    DmC on July 1, 2011 7:42 PM:

    Pretty sure the Starbucks guy is joking. Doesn’t everyone prefer to smell like fried food?

    Stu Hodgkiss on July 2, 2011 6:39 AM:

    Added to my places to go next time I hit NYC

    Smith&Ratliff on July 2, 2011 4:06 PM:

    Walked here many nights from The Whitney for coffee. A true NY experience.

    The Simple Connoisseur on July 4, 2011 2:21 PM:

    Thanks gentlemen. All around great post. As a photographer, I need to give some extra love to Foster…great details buddy.

    R J Keefe on July 4, 2011 11:39 PM:

    When I looked out the window of my father’s suite at the Carlton House, across the street, it never occurred to me that he’d be taking me to the coffee shop across the street for dinner. I had something more like Laurent in mind (this was the late 70s). For the past decade, in a different life, my wife and I have had Saturday breakfast at the Viand at 86th Street. I’ve always wondered if it’s related to the Biggest Culinary Disappointment I have ever experienced.

    Kenneth G on July 5, 2011 11:02 AM:

    About to head to NYC for the first time in 10 years. Will be there all next week training with a new company. Last time I was in NYC I was young and really broke. Any advice on a breakfast spot, and a bar to wind down at after training? I will be around Park and 55th and would need spots close to there? Feel free to email me kenglanton at gmail dot com.
    Thanks in advance for the suggestions.

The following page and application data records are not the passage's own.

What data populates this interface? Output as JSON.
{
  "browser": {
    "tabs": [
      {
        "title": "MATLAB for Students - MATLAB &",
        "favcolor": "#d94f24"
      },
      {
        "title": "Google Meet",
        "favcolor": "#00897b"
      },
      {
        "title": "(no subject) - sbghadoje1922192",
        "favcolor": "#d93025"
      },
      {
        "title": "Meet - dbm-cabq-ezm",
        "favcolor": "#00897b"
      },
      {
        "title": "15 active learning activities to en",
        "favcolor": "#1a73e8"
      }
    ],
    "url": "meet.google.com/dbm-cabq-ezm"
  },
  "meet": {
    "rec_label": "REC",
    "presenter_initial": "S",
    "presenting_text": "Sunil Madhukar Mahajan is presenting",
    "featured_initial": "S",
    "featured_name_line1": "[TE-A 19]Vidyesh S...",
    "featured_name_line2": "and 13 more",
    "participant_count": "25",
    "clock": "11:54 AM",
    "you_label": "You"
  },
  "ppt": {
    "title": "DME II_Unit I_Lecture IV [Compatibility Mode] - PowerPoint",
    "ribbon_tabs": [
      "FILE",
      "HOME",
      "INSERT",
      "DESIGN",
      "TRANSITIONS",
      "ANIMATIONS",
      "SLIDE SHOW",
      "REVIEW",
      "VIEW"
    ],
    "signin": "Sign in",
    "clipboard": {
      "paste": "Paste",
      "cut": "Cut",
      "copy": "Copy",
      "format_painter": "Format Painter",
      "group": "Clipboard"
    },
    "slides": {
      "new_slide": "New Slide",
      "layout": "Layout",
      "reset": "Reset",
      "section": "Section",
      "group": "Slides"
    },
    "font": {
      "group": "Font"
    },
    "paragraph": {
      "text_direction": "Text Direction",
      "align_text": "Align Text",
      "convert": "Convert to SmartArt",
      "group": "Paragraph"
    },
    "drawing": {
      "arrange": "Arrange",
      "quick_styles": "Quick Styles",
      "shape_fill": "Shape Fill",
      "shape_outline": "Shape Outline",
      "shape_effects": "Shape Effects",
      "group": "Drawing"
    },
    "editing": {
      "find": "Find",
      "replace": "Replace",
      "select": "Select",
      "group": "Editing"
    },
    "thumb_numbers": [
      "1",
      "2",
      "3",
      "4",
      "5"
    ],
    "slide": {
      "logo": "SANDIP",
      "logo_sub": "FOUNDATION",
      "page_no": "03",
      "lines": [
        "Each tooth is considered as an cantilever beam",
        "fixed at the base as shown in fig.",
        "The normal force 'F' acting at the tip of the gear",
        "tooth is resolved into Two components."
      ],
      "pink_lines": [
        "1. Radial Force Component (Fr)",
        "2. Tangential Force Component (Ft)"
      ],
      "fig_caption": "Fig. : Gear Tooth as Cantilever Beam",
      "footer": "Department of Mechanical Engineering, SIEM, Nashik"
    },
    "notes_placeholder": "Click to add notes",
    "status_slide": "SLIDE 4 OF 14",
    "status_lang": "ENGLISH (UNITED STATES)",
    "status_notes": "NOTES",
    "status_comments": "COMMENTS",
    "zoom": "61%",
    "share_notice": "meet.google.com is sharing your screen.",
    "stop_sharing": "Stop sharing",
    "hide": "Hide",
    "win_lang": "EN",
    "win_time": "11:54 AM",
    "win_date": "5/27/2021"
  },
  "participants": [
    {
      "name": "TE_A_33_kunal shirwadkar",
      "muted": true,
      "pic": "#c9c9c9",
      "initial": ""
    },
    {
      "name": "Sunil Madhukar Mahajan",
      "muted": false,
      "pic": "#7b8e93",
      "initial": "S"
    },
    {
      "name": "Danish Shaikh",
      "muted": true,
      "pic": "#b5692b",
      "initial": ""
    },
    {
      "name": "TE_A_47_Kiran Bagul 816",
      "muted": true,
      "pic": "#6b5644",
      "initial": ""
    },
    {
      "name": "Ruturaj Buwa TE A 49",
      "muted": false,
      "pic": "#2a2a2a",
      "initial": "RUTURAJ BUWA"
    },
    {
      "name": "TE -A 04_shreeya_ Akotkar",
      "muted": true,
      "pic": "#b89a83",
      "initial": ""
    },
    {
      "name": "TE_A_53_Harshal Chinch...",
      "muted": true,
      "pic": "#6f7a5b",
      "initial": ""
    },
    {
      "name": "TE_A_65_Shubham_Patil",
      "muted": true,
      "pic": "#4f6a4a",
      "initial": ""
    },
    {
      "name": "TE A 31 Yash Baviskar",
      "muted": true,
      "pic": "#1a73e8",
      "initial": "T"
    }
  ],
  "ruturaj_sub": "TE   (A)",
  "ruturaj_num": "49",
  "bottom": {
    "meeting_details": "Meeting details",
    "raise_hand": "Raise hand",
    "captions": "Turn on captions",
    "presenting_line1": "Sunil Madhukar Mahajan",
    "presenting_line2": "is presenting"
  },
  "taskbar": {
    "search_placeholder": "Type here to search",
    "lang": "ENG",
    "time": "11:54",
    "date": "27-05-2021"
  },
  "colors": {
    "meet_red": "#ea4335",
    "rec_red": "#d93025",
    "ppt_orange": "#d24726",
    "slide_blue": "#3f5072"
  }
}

    mat buckets on July 5, 2011 2:43 PM:

    strong hair

    James Delaney on July 6, 2011 2:40 PM:

    This post is missing a mention of the iconic Heinz Ketchup cap, though the photo does represent.

    Helium on July 8, 2011 9:06 AM:

    Well, that was a stretch.

    Akim on July 12, 2011 3:06 PM:

    Photos are good and they make the place better than it is! I work down the street from here and I DO NOT see the fascination with this particular diner. The service is great but it always comes down to the food. The food is marginal at best. I guess its better than having a high-end retail shop going up in its place.

    Dresden on July 14, 2011 2:27 PM:

    Minneapolis has a great local/sustainable scene, does New York City?

    It’s great to be supporting local farmers and eating non-pesticide produced foods. It harkens back to an age that has been lost post WWII in America.


Comments are closed.